The center has been helping give a hand-up to people in innercity Birmingham since the ministry was started in 1986 by Gerald Austin and his wife, Gwen. “Welfare dependency acts like a community narcotic,” he says. “What families need is not a handout to make them comfortable in their poverty; rather, they need to be challenged, equipped and inspired to become everything God created them to be.”
Job development has been the primary focus of the center, which is a nonprofit ministry arm of New City. The ministries are providing certified training in vocations that show growth opportunities.
“Given the fact that Birmingham is particularly strong in banking-related systems, health-care and medical solutions, legal, and technology-based industries, the future is bright for the long-term sustainability of those who will embrace the opportunities,” says Austin.
Training opportunities include certification as computer network and system engineers, paralegals, bookkeeping, and a variety of medical technicians. The ministry is operating out of one site and plans to open another, Austin says.
Financial support from Covenant World Relief enabled the center to gain approval from the Alabama Department of Secondary Education to train and certify the adults, Austin says.
In addition to offering classes, the partnership is furthering job development by providing childcare while parents work toward their certifications, working with a local clothes closet to provide proper work attire, and connecting potential employees with employers.

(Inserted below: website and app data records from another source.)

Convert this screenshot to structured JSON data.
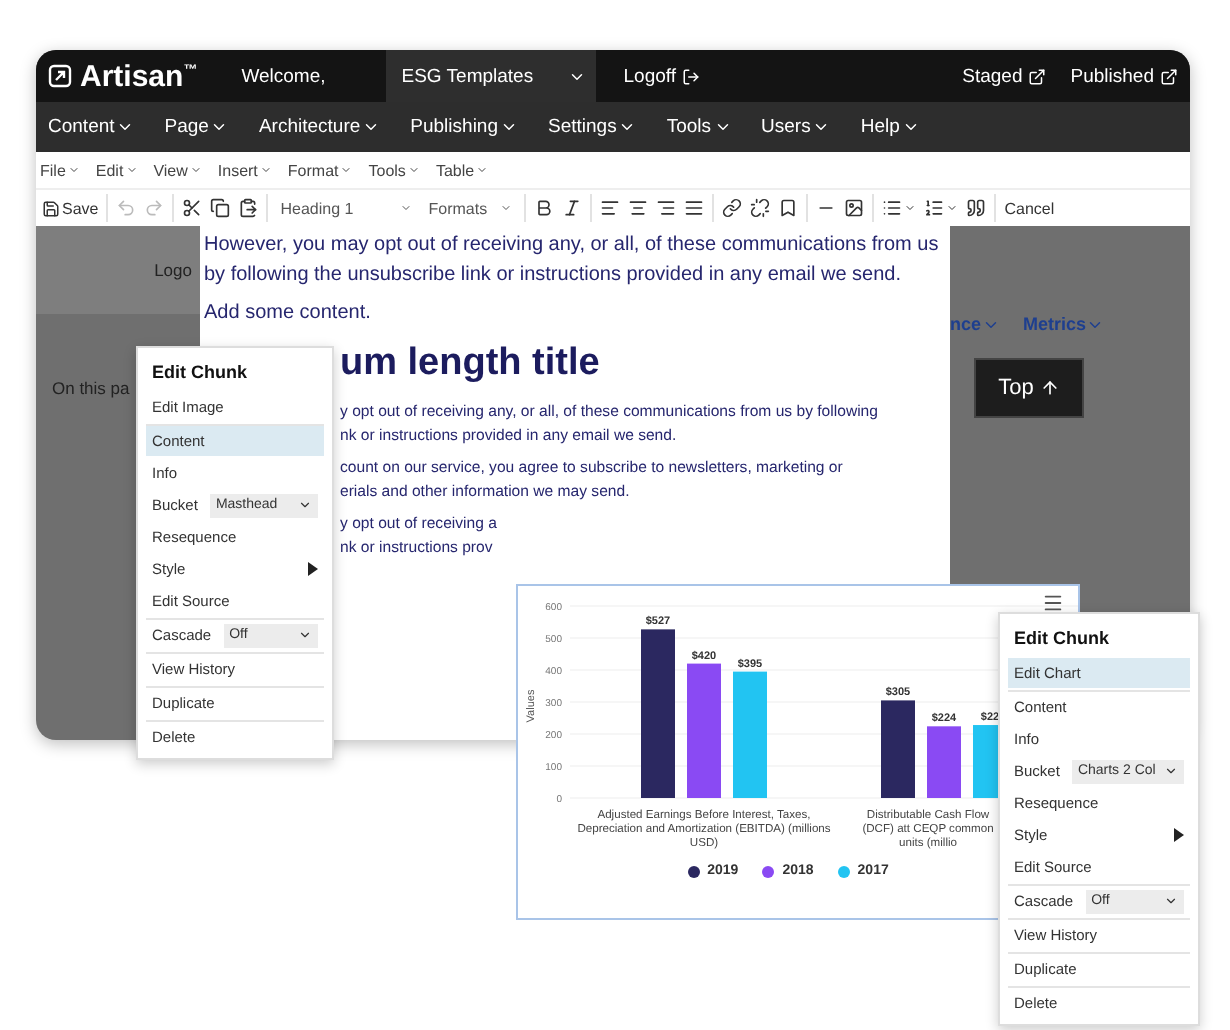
{
  "app_bar": {
    "brand": "Artisan$^{™}$",
    "welcome": "Welcome,",
    "site_select": "ESG Templates",
    "logoff": "Logoff",
    "links": [
      "Staged",
      "Published"
    ]
  },
  "nav": [
    "Content",
    "Page",
    "Architecture",
    "Publishing",
    "Settings",
    "Tools",
    "Users",
    "Help"
  ],
  "editor_menu": [
    "File",
    "Edit",
    "View",
    "Insert",
    "Format",
    "Tools",
    "Table"
  ],
  "toolbar": {
    "save": "Save",
    "undo_disabled": true,
    "redo_disabled": true,
    "block_format": "Heading 1",
    "formats": "Formats",
    "cancel": "Cancel"
  },
  "sidebar": {
    "logo": "Logo",
    "on_this_page": "On this pa"
  },
  "page": {
    "blocks": [
      {
        "kind": "paragraph",
        "text": "However, you may opt out of receiving any, or all, of these communications from us by following the unsubscribe link or instructions provided in any email we send."
      },
      {
        "kind": "paragraph",
        "text": "Add some content."
      },
      {
        "kind": "heading",
        "text": "um length title"
      },
      {
        "kind": "clipped",
        "lines": [
          "y opt out of receiving any, or all, of these communications from us by following",
          "nk or instructions provided in any email we send."
        ]
      },
      {
        "kind": "clipped",
        "lines": [
          "count on our service, you agree to subscribe to newsletters, marketing or",
          "erials and other information we may send."
        ]
      },
      {
        "kind": "clipped",
        "lines": [
          "y opt out of receiving a",
          "nk or instructions prov"
        ]
      }
    ]
  },
  "page_links": [
    "nce",
    "Metrics"
  ],
  "top_button": "Top",
  "chart": {
    "chart_data": {
      "type": "bar",
      "ylabel": "Values",
      "categories": [
        "Adjusted Earnings Before Interest, Taxes, Depreciation and Amortization (EBITDA) (millions USD)",
        "Distributable Cash Flow (DCF) att CEQP common units (millio"
      ],
      "ylim": [
        0,
        600
      ],
      "grid": true,
      "legend": "bottom",
      "value_labels": [
        [
          "$527",
          "$305"
        ],
        [
          "$420",
          "$224"
        ],
        [
          "$395",
          "$22"
        ]
      ],
      "yticks": [
        0,
        100,
        200,
        300,
        400,
        500,
        600
      ],
      "series": [
        {
          "name": "2019",
          "color": "#2b2860",
          "values": [
            527,
            305
          ]
        },
        {
          "name": "2018",
          "color": "#8a4af3",
          "values": [
            420,
            224
          ]
        },
        {
          "name": "2017",
          "color": "#22c4f2",
          "values": [
            395,
            228
          ]
        }
      ]
    }
  },
  "context_menus": [
    {
      "title": "Edit Chunk",
      "items": [
        {
          "kind": "action",
          "label": "Edit Image",
          "selected": false,
          "group_start": false
        },
        {
          "kind": "action",
          "label": "Content",
          "selected": true,
          "group_start": true
        },
        {
          "kind": "action",
          "label": "Info",
          "selected": false,
          "group_start": false
        },
        {
          "kind": "select",
          "label": "Bucket",
          "value": "Masthead",
          "selected": false,
          "group_start": false
        },
        {
          "kind": "action",
          "label": "Resequence",
          "selected": false,
          "group_start": false
        },
        {
          "kind": "submenu",
          "label": "Style",
          "selected": false,
          "group_start": false
        },
        {
          "kind": "action",
          "label": "Edit Source",
          "selected": false,
          "group_start": false
        },
        {
          "kind": "select",
          "label": "Cascade",
          "value": "Off",
          "selected": false,
          "group_start": true
        },
        {
          "kind": "action",
          "label": "View History",
          "selected": false,
          "group_start": true
        },
        {
          "kind": "action",
          "label": "Duplicate",
          "selected": false,
          "group_start": true
        },
        {
          "kind": "action",
          "label": "Delete",
          "selected": false,
          "group_start": true
        }
      ]
    },
    {
      "title": "Edit Chunk",
      "items": [
        {
          "kind": "action",
          "label": "Edit Chart",
          "selected": true,
          "group_start": false
        },
        {
          "kind": "action",
          "label": "Content",
          "selected": false,
          "group_start": true
        },
        {
          "kind": "action",
          "label": "Info",
          "selected": false,
          "group_start": false
        },
        {
          "kind": "select",
          "label": "Bucket",
          "value": "Charts 2 Col",
          "selected": false,
          "group_start": false
        },
        {
          "kind": "action",
          "label": "Resequence",
          "selected": false,
          "group_start": false
        },
        {
          "kind": "submenu",
          "label": "Style",
          "selected": false,
          "group_start": false
        },
        {
          "kind": "action",
          "label": "Edit Source",
          "selected": false,
          "group_start": false
        },
        {
          "kind": "select",
          "label": "Cascade",
          "value": "Off",
          "selected": false,
          "group_start": true
        },
        {
          "kind": "action",
          "label": "View History",
          "selected": false,
          "group_start": true
        },
        {
          "kind": "action",
          "label": "Duplicate",
          "selected": false,
          "group_start": true
        },
        {
          "kind": "action",
          "label": "Delete",
          "selected": false,
          "group_start": true
        }
      ]
    }
  ]
}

“To keep track of the program participants, we have worked with FEMA and other agencies in the community to ensure no one is left without a follow-up plan, outcome measures, appointments, progress and final dispositions,” says Austin. “Each family is profiled and assessed as to their needs and entered into a common database through which we are able to connect their needs with resources.”
The ministries also are making sure children are receiving the educational assistance they need. The center’s Hands on Homework Center is assisting 35 families.
“They are doing some incredible work,” says Dave Husby, director of Covenant World Relief.
Austin says he looks forward to working with the Covenant in the future. “It will take years to rebuild the devastated communities, but investing in the empowerment of those created in the image of God is an eternal investment.”
The training programs have a long waiting list, and more classes will be available as funding allows. Click here to donate to the project.
Editor’s note: Photo courtesy of Alabama Emergency Management Agency.